Tag Archives: mountain bog

Pathfinding in Iceland

If you’re going to follow the trail …

Threading through the mountain bogs on the way south from Stapavik

… the sheep won’t help you.

Yes, this poor ewe is lost.

It’s best to follow the stakes set out by the Icelandic government, to keep things safe. You’ll have to stomp around quite a bit to find them.

They’re not always even on the trail!

It’s always a happy moment to spot one.

Even if you’re at the bottom of the trail at that point! It’s just a little game Iceland plays with you. You might as well play along.

The Slow Return of a Mountain Bog (Or Why It’s a Bad Idea to Stand on Every Icelandic Rock You See)

The mountain bog around this stone was mined for peat in the cold centuries of Iceland, perhaps as late as the 1960s, but the stone was left. It was too big to build a fence from, too small to cut into a building block, and, besides, it wouldn’t burn in a fire.

Look how the arctic willow has clung to its warmth, though, building a rich ecosystem, even while the bog it might otherwise have rimmed is still nothing more than grass and a few flowers. The bog is now a thin layer of water mining the stone. Slowly, life will return from here.

Giving Thanks in Iceland

Here’s a stone marked by human tools in Neskaupstaðir. It is broken from the old sea cliff behind me, and lying on the old underwater shelf below. Note, too that it sits in a hollow.

That’s not a given. Here’s a sister rock, showing a more natural face to the world.

The thing is, in a country without trees, people burned peat to try to get a little warmth. Peat came from mountain bogs, such as the one that surrounded this rock…

… or this untouched one, in Njardvik, a few fjords to the North.

These bogs are lush, exotic environments. You could say they are the life of the mountain.

When you dig them, though, you are left with a hole and a simplified ecosystem.


They do have the potential to rebuild, however. Here’s one in Neskaupstaðir, hard at it. A photographer could do worse than peer into holes where the Earth is healing the wounds of limited human technology and understanding.

When these bogs run with water, it is often red with iron.
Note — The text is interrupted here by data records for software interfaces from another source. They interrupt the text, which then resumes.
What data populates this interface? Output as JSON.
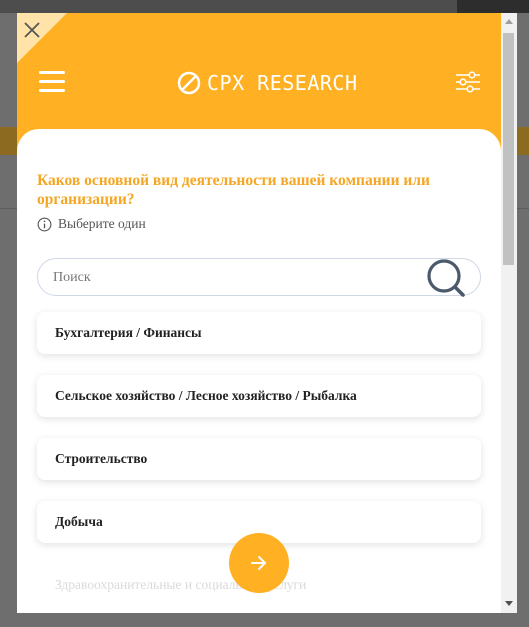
{
  "header": {
    "logo_text": "CPX RESEARCH"
  },
  "question": {
    "text": "Каков основной вид деятельности вашей компании или организации?",
    "hint": "Выберите один"
  },
  "search": {
    "placeholder": "Поиск",
    "value": ""
  },
  "options": [
    {
      "label": "Бухгалтерия / Финансы"
    },
    {
      "label": "Сельское хозяйство / Лесное хозяйство / Рыбалка"
    },
    {
      "label": "Строительство"
    },
    {
      "label": "Добыча"
    },
    {
      "label": "Здравоохранительные и социальные услуги"
    }
  ],
  "colors": {
    "brand": "#ffb023",
    "question_text": "#f5a623"
  },
  "icons": [
    "close-icon",
    "menu-icon",
    "cpx-logo-icon",
    "filter-icon",
    "info-icon",
    "search-icon",
    "arrow-right-icon"
  ]
}
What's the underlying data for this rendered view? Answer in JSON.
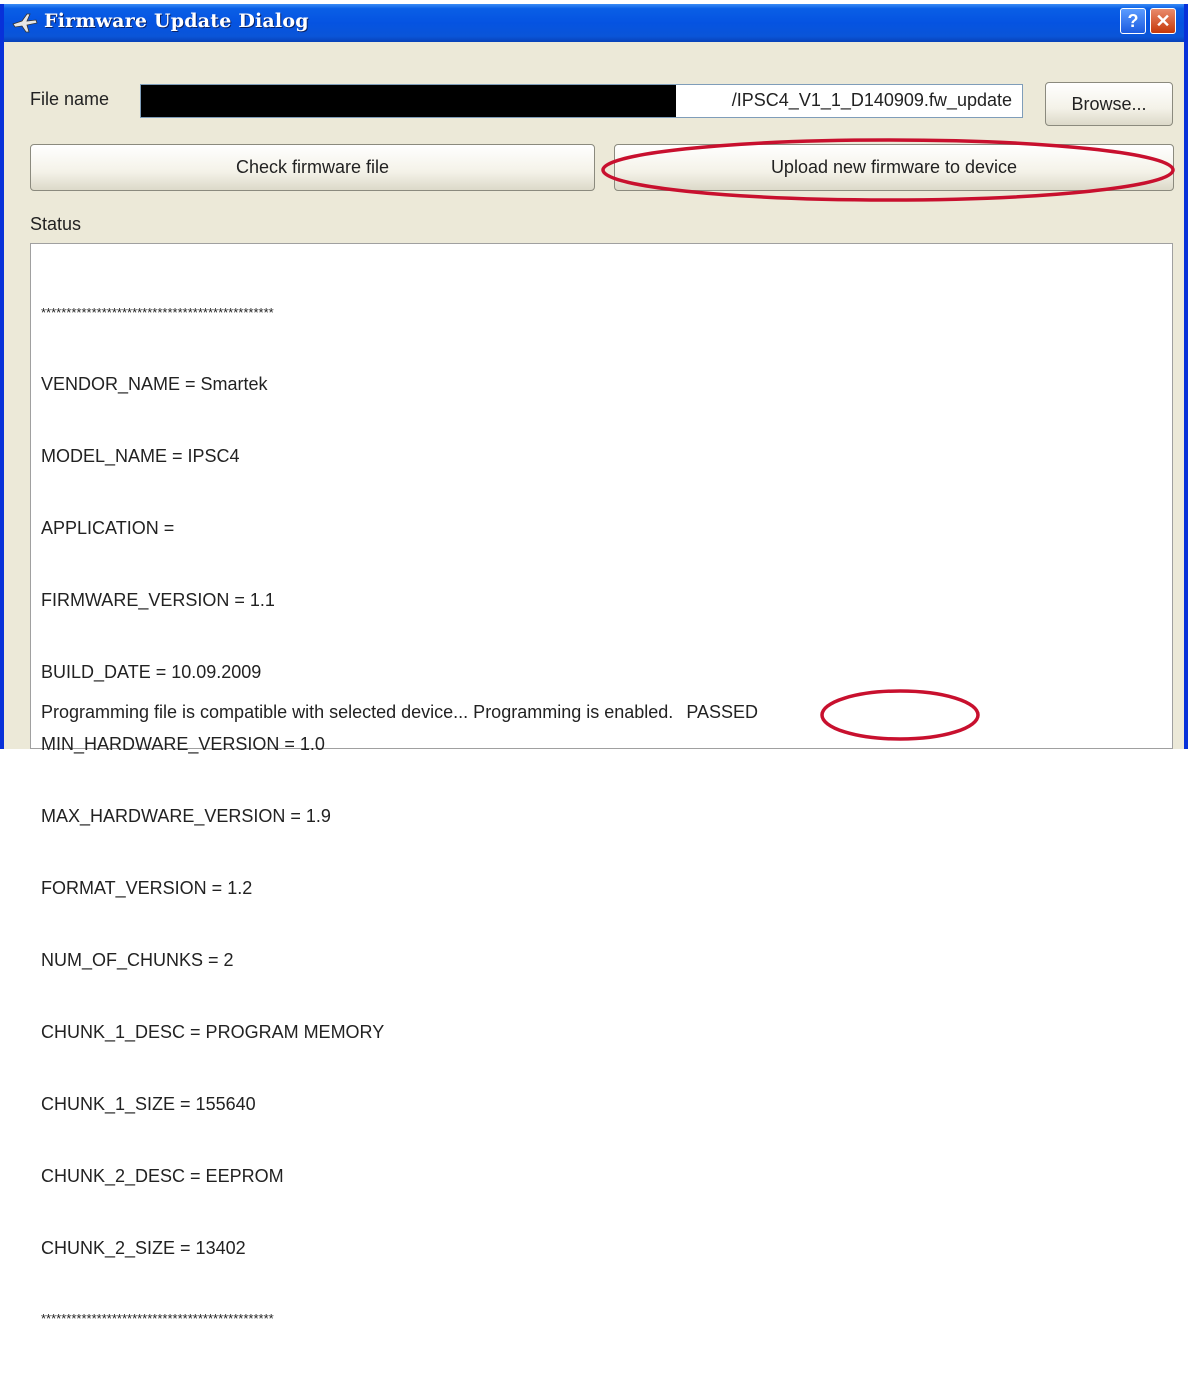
{
  "window": {
    "title": "Firmware Update Dialog",
    "help_glyph": "?",
    "close_glyph": "✕"
  },
  "file": {
    "label": "File name",
    "value": "/IPSC4_V1_1_D140909.fw_update"
  },
  "buttons": {
    "browse": "Browse...",
    "check": "Check firmware file",
    "upload": "Upload new firmware to device"
  },
  "status": {
    "label": "Status",
    "separator": "**********************************************",
    "lines": [
      "VENDOR_NAME = Smartek",
      "MODEL_NAME = IPSC4",
      "APPLICATION =",
      "FIRMWARE_VERSION = 1.1",
      "BUILD_DATE = 10.09.2009",
      "MIN_HARDWARE_VERSION = 1.0",
      "MAX_HARDWARE_VERSION = 1.9",
      "FORMAT_VERSION = 1.2",
      "NUM_OF_CHUNKS = 2",
      "CHUNK_1_DESC = PROGRAM MEMORY",
      "CHUNK_1_SIZE = 155640",
      "CHUNK_2_DESC = EEPROM",
      "CHUNK_2_SIZE = 13402"
    ],
    "result_message": "Programming file is compatible with selected device... Programming is enabled.",
    "result_status": "PASSED"
  },
  "colors": {
    "titlebar": "#0553e1",
    "annotation": "#c8102e",
    "dialog_bg": "#ece9d8"
  },
  "icons": {
    "app": "airplane-icon",
    "help": "help-icon",
    "close": "close-icon"
  }
}
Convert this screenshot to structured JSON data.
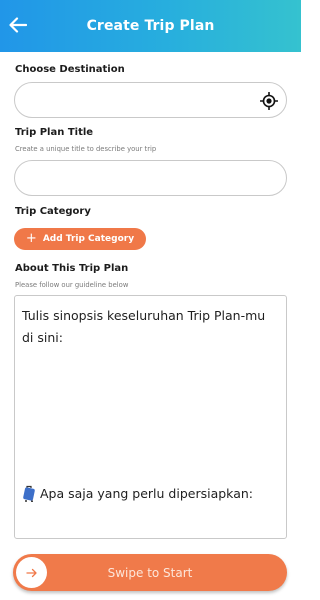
{
  "header": {
    "title": "Create Trip Plan"
  },
  "destination": {
    "label": "Choose Destination",
    "value": "",
    "placeholder": ""
  },
  "title_field": {
    "label": "Trip Plan Title",
    "hint": "Create a unique title to describe your trip",
    "value": "",
    "placeholder": ""
  },
  "category": {
    "label": "Trip Category",
    "button_label": "Add Trip Category"
  },
  "about": {
    "label": "About This Trip Plan",
    "hint": "Please follow our guideline below",
    "line1": "Tulis sinopsis keseluruhan Trip Plan-mu di sini:",
    "line2": "Apa saja yang perlu dipersiapkan:"
  },
  "swipe": {
    "label": "Swipe to Start"
  },
  "colors": {
    "header_start": "#2196e8",
    "header_end": "#35c2cf",
    "accent": "#f07848",
    "border": "#c9c9c9"
  },
  "icons": {
    "back": "arrow-left-icon",
    "location": "crosshair-icon",
    "plus": "plus-icon",
    "luggage": "luggage-icon",
    "swipe_arrow": "arrow-right-icon"
  }
}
It’s hard not to think of them as the blood of the land.

They’re quite wondrous when they spill their blood over the old sea cliffs.

And quite forlorn when, stripped of peat, they run dry out to sea.
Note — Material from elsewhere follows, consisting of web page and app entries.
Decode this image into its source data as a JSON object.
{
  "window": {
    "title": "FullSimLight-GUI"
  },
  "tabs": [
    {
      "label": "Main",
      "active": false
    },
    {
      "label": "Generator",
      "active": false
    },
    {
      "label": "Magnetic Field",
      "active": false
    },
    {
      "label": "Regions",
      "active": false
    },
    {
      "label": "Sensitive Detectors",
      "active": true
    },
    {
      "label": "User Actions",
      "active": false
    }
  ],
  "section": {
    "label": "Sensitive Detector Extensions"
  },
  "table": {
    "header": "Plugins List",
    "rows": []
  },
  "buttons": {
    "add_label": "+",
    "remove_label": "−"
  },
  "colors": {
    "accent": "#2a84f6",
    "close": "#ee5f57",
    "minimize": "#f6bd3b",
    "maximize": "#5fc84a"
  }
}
And harder yet, when you see them give birth to fantastical creatures.

These now-rare environments are the survivors of a time in which they gave life to humans in the cold. You could say, easily enough, without the long, long life and sacrifice made by these bogs, there would be no Iceland today.

That’s why the mined-out bogs in Neskaupstaðir have been a nature preserve for nearly fifty years now. It is a way of giving thanks for life.

There’s an art to it.